ASSIGNMENT –
Copy exactly the lines from the one containing "Parse this screenshot: output" through the last line of the records below, both included, and leave out the pictures.

DATA EXTRACTS –

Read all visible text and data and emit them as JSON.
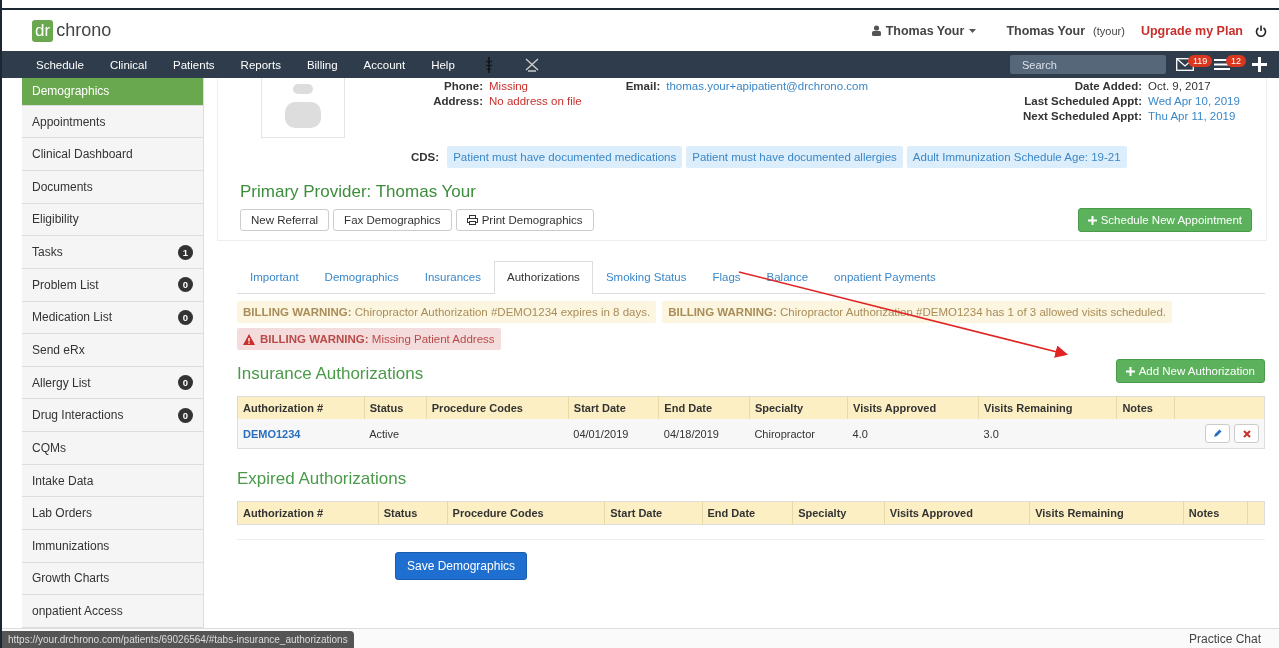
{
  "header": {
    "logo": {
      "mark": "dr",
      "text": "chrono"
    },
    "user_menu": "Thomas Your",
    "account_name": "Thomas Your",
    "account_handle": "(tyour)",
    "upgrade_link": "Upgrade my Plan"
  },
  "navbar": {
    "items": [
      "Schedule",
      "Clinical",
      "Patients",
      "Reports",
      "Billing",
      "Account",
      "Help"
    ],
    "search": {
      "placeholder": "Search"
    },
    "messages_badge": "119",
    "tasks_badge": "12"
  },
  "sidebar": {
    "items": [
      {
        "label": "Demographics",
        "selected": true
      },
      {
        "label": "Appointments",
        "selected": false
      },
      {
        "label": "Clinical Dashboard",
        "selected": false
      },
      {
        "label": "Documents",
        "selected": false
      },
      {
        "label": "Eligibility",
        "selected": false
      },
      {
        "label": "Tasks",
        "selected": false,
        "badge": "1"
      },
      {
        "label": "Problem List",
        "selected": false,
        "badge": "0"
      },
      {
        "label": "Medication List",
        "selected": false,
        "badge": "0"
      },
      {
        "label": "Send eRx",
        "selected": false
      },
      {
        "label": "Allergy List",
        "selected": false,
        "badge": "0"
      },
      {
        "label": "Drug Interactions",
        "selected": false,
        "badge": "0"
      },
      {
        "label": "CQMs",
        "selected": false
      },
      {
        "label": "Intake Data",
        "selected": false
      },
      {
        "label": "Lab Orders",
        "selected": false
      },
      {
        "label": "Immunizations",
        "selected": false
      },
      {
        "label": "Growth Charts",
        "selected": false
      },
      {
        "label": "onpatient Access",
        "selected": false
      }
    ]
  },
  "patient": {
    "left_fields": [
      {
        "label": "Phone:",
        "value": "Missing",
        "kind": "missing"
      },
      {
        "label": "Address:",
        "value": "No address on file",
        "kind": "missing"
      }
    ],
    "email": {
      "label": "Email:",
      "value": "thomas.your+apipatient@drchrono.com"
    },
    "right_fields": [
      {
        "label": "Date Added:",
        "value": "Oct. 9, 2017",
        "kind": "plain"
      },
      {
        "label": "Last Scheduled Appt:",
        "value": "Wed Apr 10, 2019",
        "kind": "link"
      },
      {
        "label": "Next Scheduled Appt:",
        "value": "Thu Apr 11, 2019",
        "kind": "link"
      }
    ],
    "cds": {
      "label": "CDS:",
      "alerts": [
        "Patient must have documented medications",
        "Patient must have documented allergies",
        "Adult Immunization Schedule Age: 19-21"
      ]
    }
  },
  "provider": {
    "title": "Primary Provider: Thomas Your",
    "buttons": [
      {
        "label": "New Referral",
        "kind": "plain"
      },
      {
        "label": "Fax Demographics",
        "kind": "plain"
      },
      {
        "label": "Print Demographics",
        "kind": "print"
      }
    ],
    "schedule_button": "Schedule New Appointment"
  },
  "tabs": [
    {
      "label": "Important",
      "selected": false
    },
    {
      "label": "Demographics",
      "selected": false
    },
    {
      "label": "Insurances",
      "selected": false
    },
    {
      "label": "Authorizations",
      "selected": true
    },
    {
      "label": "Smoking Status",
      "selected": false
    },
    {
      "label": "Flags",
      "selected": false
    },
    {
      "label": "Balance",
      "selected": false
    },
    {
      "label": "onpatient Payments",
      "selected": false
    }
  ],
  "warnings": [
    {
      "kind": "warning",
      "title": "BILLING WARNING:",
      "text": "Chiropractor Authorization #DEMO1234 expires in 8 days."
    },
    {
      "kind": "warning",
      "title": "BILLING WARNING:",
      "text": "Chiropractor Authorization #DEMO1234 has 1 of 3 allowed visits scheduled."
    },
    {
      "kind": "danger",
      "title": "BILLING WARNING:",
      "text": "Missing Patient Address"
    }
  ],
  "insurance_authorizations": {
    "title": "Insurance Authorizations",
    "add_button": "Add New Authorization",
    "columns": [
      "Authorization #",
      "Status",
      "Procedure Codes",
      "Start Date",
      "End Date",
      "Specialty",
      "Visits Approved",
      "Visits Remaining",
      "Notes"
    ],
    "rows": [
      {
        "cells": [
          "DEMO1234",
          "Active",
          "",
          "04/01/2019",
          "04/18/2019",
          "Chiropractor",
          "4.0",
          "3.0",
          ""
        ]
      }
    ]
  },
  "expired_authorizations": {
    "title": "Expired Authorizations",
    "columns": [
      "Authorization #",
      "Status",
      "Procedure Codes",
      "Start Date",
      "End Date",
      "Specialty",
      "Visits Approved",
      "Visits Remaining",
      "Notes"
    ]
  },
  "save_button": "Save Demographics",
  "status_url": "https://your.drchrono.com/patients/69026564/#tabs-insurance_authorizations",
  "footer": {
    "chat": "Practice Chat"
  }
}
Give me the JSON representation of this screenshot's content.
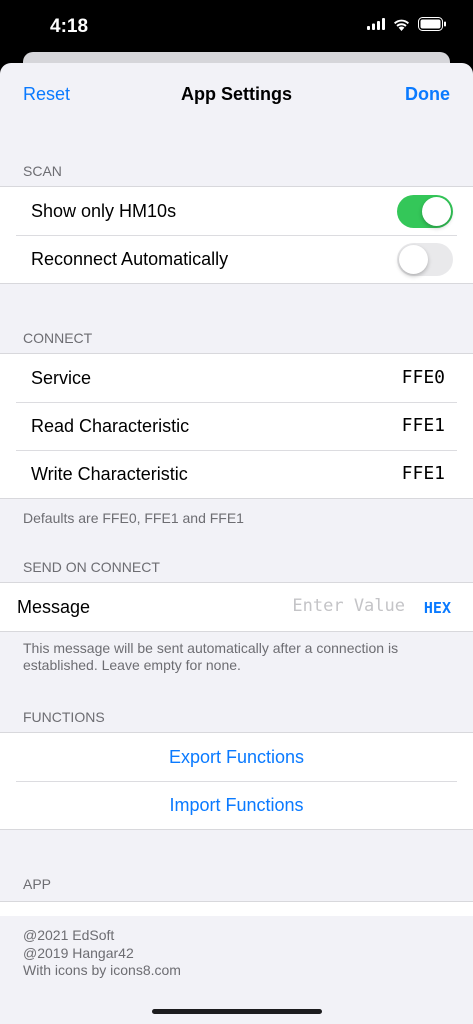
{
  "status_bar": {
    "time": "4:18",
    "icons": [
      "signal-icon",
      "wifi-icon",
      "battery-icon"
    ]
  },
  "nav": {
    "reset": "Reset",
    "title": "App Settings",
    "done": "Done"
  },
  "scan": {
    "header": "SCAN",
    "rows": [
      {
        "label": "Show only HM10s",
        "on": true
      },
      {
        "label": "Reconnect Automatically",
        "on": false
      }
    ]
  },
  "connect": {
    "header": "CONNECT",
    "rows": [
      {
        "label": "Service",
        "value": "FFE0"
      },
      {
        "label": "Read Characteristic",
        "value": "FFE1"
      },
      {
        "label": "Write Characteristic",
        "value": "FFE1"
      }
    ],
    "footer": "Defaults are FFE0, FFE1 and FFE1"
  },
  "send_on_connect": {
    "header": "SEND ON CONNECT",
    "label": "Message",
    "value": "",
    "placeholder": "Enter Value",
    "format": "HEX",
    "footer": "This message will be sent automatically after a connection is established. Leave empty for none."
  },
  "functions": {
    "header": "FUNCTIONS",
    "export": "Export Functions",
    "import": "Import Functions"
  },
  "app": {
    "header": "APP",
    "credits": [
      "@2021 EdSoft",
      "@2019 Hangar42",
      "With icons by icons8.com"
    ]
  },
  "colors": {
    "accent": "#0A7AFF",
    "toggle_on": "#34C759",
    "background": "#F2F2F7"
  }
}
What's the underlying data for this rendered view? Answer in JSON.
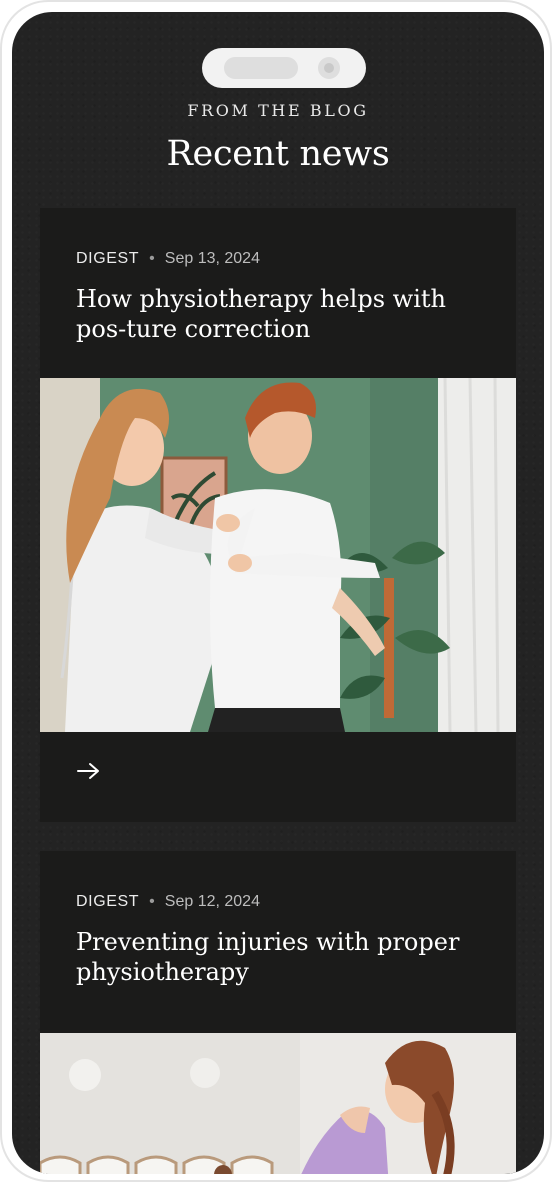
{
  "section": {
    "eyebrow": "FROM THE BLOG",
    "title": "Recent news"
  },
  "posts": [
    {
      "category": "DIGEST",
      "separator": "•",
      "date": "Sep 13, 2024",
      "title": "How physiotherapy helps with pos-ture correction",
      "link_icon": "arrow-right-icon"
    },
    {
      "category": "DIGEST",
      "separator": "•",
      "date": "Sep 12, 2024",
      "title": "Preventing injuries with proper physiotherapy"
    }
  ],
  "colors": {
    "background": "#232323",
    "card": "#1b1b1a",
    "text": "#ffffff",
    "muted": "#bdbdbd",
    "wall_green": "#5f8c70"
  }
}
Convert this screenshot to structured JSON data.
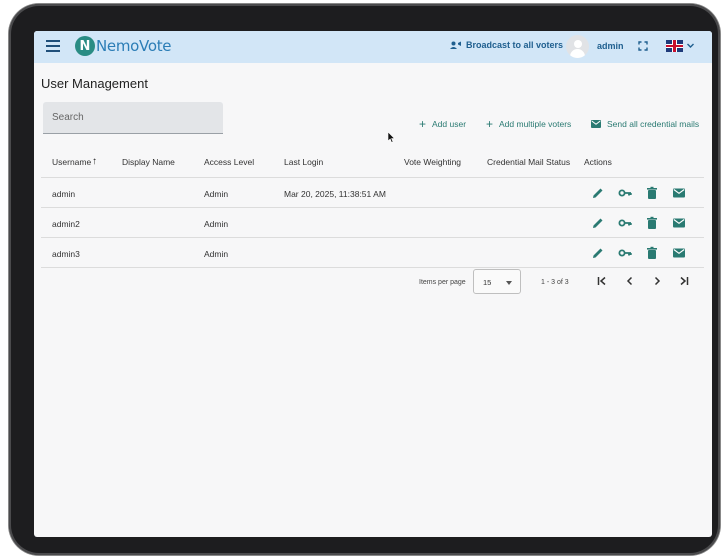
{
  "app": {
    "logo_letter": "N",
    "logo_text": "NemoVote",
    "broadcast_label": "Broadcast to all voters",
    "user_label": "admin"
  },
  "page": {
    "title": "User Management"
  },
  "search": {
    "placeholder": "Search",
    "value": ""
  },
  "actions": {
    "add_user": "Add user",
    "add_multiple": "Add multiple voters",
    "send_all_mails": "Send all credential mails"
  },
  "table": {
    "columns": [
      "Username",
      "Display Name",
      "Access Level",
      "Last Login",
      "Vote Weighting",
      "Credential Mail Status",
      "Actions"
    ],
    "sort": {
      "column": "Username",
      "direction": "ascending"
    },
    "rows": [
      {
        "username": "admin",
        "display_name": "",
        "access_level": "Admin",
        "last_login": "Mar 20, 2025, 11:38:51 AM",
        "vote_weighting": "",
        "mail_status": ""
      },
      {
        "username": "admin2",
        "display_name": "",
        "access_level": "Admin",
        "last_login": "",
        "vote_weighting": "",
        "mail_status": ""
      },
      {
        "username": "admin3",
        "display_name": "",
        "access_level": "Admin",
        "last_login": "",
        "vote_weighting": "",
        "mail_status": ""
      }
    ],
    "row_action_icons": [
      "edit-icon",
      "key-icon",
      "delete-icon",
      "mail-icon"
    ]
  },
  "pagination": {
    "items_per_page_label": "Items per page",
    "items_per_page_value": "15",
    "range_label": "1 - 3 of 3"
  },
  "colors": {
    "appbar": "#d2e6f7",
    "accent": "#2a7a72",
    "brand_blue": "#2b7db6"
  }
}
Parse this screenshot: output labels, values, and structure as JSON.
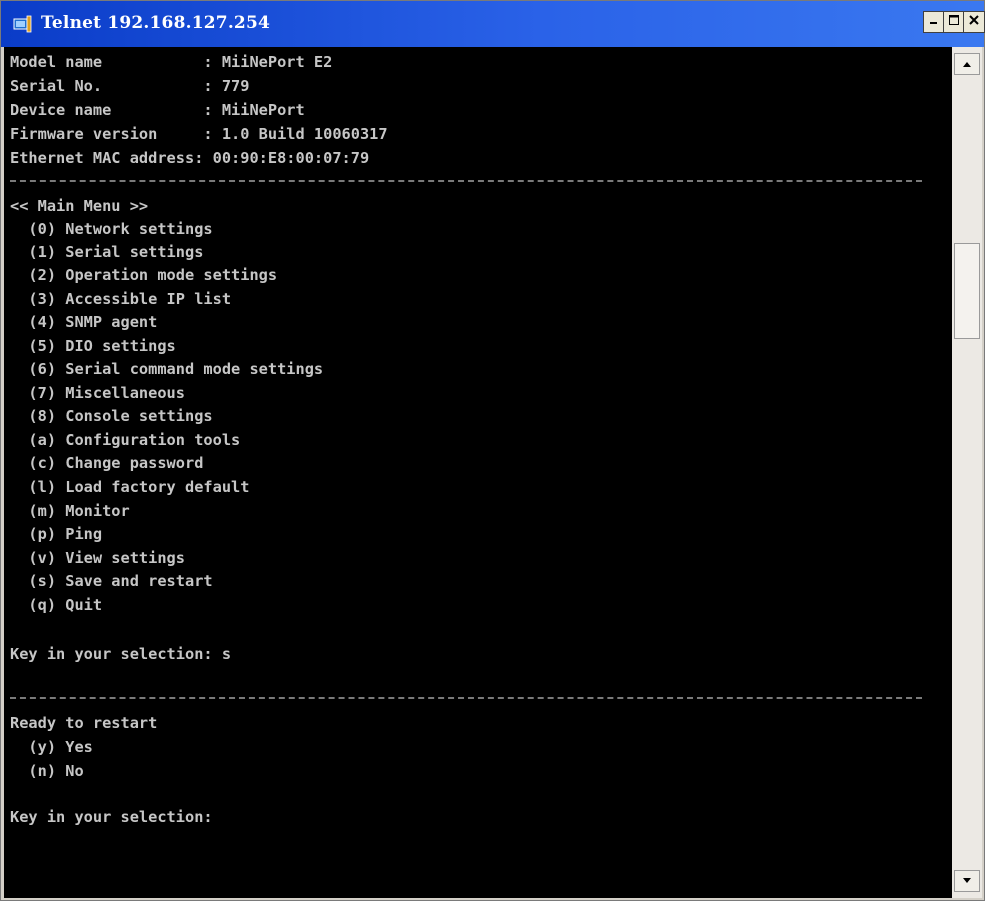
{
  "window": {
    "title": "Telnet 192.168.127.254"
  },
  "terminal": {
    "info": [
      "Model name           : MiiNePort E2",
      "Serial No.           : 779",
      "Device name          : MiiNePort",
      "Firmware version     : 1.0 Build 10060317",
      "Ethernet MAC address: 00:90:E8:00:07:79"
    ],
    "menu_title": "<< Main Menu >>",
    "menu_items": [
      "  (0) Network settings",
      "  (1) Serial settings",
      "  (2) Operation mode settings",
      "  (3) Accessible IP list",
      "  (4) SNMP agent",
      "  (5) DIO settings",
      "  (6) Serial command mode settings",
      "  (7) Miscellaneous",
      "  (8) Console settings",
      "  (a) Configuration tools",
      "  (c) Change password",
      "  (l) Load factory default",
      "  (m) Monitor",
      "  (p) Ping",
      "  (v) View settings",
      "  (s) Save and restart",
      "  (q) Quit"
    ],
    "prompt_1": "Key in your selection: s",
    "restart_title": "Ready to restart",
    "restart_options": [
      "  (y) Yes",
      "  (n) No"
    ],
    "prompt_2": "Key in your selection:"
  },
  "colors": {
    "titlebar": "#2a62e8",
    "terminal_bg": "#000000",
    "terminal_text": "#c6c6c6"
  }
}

EXERCISE RESPONSE –
Parse this screenshot: output labels, values, and structure as JSON.
{
  "window": {
    "title": "Telnet 192.168.127.254"
  },
  "terminal": {
    "info": [
      "Model name           : MiiNePort E2",
      "Serial No.           : 779",
      "Device name          : MiiNePort",
      "Firmware version     : 1.0 Build 10060317",
      "Ethernet MAC address: 00:90:E8:00:07:79"
    ],
    "menu_title": "<< Main Menu >>",
    "menu_items": [
      "  (0) Network settings",
      "  (1) Serial settings",
      "  (2) Operation mode settings",
      "  (3) Accessible IP list",
      "  (4) SNMP agent",
      "  (5) DIO settings",
      "  (6) Serial command mode settings",
      "  (7) Miscellaneous",
      "  (8) Console settings",
      "  (a) Configuration tools",
      "  (c) Change password",
      "  (l) Load factory default",
      "  (m) Monitor",
      "  (p) Ping",
      "  (v) View settings",
      "  (s) Save and restart",
      "  (q) Quit"
    ],
    "prompt_1": "Key in your selection: s",
    "restart_title": "Ready to restart",
    "restart_options": [
      "  (y) Yes",
      "  (n) No"
    ],
    "prompt_2": "Key in your selection:"
  },
  "colors": {
    "titlebar": "#2a62e8",
    "terminal_bg": "#000000",
    "terminal_text": "#c6c6c6"
  }
}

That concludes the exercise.